======== Available data ========

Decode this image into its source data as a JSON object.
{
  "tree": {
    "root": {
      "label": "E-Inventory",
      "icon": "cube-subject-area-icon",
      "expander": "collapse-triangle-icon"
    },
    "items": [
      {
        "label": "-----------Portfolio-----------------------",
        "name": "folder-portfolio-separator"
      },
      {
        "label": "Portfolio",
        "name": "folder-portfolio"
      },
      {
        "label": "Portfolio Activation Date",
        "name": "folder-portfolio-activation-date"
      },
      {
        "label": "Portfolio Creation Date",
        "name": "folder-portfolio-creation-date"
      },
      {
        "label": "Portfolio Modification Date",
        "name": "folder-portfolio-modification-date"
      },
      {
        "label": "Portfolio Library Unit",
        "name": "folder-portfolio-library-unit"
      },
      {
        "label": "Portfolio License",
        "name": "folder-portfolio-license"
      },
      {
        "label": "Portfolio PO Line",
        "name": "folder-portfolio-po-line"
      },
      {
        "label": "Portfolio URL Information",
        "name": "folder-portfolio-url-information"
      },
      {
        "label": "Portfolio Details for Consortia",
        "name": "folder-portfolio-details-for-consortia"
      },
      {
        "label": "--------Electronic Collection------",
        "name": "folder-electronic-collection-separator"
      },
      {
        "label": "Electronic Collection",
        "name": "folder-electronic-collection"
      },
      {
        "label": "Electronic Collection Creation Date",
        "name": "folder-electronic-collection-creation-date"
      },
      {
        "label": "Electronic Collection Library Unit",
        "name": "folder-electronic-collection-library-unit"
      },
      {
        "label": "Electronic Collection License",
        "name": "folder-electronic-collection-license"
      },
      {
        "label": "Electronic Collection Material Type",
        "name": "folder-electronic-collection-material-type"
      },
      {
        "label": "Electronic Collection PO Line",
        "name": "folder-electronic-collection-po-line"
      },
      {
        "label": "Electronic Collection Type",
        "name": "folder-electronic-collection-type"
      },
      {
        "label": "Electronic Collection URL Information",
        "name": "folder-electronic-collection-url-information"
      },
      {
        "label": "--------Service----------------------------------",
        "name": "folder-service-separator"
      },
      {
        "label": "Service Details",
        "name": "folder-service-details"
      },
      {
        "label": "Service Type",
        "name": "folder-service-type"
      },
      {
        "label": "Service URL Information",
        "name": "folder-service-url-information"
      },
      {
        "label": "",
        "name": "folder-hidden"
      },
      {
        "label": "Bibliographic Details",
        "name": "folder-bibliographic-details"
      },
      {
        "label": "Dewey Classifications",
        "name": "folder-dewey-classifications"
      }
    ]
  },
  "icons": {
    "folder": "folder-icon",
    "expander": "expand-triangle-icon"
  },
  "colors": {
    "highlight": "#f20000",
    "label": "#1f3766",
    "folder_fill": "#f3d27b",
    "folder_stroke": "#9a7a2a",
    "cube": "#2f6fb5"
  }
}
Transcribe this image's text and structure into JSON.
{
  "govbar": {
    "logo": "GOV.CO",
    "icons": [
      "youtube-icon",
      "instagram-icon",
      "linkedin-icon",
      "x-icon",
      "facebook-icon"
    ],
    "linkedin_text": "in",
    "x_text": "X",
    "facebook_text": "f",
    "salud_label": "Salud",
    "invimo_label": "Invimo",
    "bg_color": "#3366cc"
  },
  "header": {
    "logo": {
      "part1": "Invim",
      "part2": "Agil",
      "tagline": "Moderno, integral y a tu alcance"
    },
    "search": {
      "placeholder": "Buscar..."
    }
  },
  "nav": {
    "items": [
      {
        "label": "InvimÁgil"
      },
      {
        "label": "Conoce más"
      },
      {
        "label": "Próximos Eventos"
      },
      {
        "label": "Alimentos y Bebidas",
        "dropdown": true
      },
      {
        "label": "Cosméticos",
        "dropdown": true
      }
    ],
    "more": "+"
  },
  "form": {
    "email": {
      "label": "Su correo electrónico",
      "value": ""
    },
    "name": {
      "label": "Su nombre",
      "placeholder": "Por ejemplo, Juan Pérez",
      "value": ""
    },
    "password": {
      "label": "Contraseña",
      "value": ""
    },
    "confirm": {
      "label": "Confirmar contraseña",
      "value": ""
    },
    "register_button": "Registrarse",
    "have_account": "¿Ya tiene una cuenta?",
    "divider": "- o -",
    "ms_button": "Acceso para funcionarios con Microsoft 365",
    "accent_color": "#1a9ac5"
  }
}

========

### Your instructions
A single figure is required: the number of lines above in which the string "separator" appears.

### Solution for this exercise
3